===== Data extract

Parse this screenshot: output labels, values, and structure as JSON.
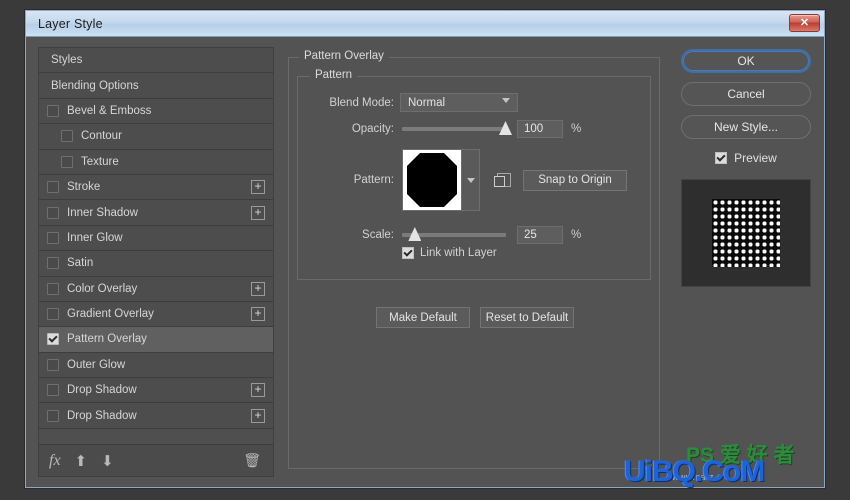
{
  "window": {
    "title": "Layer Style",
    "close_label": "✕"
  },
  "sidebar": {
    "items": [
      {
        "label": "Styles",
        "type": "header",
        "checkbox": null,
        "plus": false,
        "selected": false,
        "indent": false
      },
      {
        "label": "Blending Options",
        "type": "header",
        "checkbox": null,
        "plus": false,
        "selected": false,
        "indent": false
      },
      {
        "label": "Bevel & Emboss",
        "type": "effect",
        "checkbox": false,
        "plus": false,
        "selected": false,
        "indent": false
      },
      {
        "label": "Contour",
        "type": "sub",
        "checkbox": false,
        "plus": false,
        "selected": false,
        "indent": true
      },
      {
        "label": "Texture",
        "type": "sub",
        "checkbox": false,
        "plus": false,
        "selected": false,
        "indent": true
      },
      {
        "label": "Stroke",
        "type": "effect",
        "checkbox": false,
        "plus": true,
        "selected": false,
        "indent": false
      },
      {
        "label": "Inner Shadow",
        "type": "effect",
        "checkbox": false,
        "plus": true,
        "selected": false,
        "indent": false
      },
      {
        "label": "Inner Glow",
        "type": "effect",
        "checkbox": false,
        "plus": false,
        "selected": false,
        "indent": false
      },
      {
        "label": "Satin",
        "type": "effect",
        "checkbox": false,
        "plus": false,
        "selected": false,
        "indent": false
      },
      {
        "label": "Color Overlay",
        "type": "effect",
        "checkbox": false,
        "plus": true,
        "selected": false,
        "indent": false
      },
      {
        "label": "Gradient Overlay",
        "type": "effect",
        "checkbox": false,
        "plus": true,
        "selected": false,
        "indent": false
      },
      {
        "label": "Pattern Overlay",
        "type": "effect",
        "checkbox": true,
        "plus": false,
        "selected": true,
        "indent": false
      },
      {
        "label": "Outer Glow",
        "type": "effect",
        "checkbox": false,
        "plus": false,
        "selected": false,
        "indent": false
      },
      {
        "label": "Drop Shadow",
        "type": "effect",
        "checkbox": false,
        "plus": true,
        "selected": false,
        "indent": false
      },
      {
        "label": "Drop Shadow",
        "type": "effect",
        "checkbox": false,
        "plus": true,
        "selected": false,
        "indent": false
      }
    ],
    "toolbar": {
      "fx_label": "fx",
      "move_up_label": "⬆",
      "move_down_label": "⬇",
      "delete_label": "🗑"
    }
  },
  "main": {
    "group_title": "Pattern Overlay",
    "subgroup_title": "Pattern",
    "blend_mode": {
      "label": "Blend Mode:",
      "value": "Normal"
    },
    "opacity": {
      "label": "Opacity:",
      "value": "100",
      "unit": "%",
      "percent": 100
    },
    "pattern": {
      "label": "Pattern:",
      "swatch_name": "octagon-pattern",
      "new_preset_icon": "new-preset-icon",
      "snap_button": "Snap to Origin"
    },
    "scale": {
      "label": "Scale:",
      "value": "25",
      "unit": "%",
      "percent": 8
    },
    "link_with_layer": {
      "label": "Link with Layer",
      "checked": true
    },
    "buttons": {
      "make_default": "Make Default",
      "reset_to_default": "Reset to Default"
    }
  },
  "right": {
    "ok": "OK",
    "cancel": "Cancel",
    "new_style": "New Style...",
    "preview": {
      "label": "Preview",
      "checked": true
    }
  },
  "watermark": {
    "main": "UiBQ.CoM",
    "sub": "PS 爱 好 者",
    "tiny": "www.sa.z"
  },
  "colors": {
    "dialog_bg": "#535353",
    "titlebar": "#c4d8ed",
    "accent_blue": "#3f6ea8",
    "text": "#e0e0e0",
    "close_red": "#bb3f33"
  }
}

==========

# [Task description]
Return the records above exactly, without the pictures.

# [Result below]
Parse this screenshot: output labels, values, and structure as JSON.
{
  "window": {
    "title": "Layer Style",
    "close_label": "✕"
  },
  "sidebar": {
    "items": [
      {
        "label": "Styles",
        "type": "header",
        "checkbox": null,
        "plus": false,
        "selected": false,
        "indent": false
      },
      {
        "label": "Blending Options",
        "type": "header",
        "checkbox": null,
        "plus": false,
        "selected": false,
        "indent": false
      },
      {
        "label": "Bevel & Emboss",
        "type": "effect",
        "checkbox": false,
        "plus": false,
        "selected": false,
        "indent": false
      },
      {
        "label": "Contour",
        "type": "sub",
        "checkbox": false,
        "plus": false,
        "selected": false,
        "indent": true
      },
      {
        "label": "Texture",
        "type": "sub",
        "checkbox": false,
        "plus": false,
        "selected": false,
        "indent": true
      },
      {
        "label": "Stroke",
        "type": "effect",
        "checkbox": false,
        "plus": true,
        "selected": false,
        "indent": false
      },
      {
        "label": "Inner Shadow",
        "type": "effect",
        "checkbox": false,
        "plus": true,
        "selected": false,
        "indent": false
      },
      {
        "label": "Inner Glow",
        "type": "effect",
        "checkbox": false,
        "plus": false,
        "selected": false,
        "indent": false
      },
      {
        "label": "Satin",
        "type": "effect",
        "checkbox": false,
        "plus": false,
        "selected": false,
        "indent": false
      },
      {
        "label": "Color Overlay",
        "type": "effect",
        "checkbox": false,
        "plus": true,
        "selected": false,
        "indent": false
      },
      {
        "label": "Gradient Overlay",
        "type": "effect",
        "checkbox": false,
        "plus": true,
        "selected": false,
        "indent": false
      },
      {
        "label": "Pattern Overlay",
        "type": "effect",
        "checkbox": true,
        "plus": false,
        "selected": true,
        "indent": false
      },
      {
        "label": "Outer Glow",
        "type": "effect",
        "checkbox": false,
        "plus": false,
        "selected": false,
        "indent": false
      },
      {
        "label": "Drop Shadow",
        "type": "effect",
        "checkbox": false,
        "plus": true,
        "selected": false,
        "indent": false
      },
      {
        "label": "Drop Shadow",
        "type": "effect",
        "checkbox": false,
        "plus": true,
        "selected": false,
        "indent": false
      }
    ],
    "toolbar": {
      "fx_label": "fx",
      "move_up_label": "⬆",
      "move_down_label": "⬇",
      "delete_label": "🗑"
    }
  },
  "main": {
    "group_title": "Pattern Overlay",
    "subgroup_title": "Pattern",
    "blend_mode": {
      "label": "Blend Mode:",
      "value": "Normal"
    },
    "opacity": {
      "label": "Opacity:",
      "value": "100",
      "unit": "%",
      "percent": 100
    },
    "pattern": {
      "label": "Pattern:",
      "swatch_name": "octagon-pattern",
      "new_preset_icon": "new-preset-icon",
      "snap_button": "Snap to Origin"
    },
    "scale": {
      "label": "Scale:",
      "value": "25",
      "unit": "%",
      "percent": 8
    },
    "link_with_layer": {
      "label": "Link with Layer",
      "checked": true
    },
    "buttons": {
      "make_default": "Make Default",
      "reset_to_default": "Reset to Default"
    }
  },
  "right": {
    "ok": "OK",
    "cancel": "Cancel",
    "new_style": "New Style...",
    "preview": {
      "label": "Preview",
      "checked": true
    }
  },
  "watermark": {
    "main": "UiBQ.CoM",
    "sub": "PS 爱 好 者",
    "tiny": "www.sa.z"
  },
  "colors": {
    "dialog_bg": "#535353",
    "titlebar": "#c4d8ed",
    "accent_blue": "#3f6ea8",
    "text": "#e0e0e0",
    "close_red": "#bb3f33"
  }
}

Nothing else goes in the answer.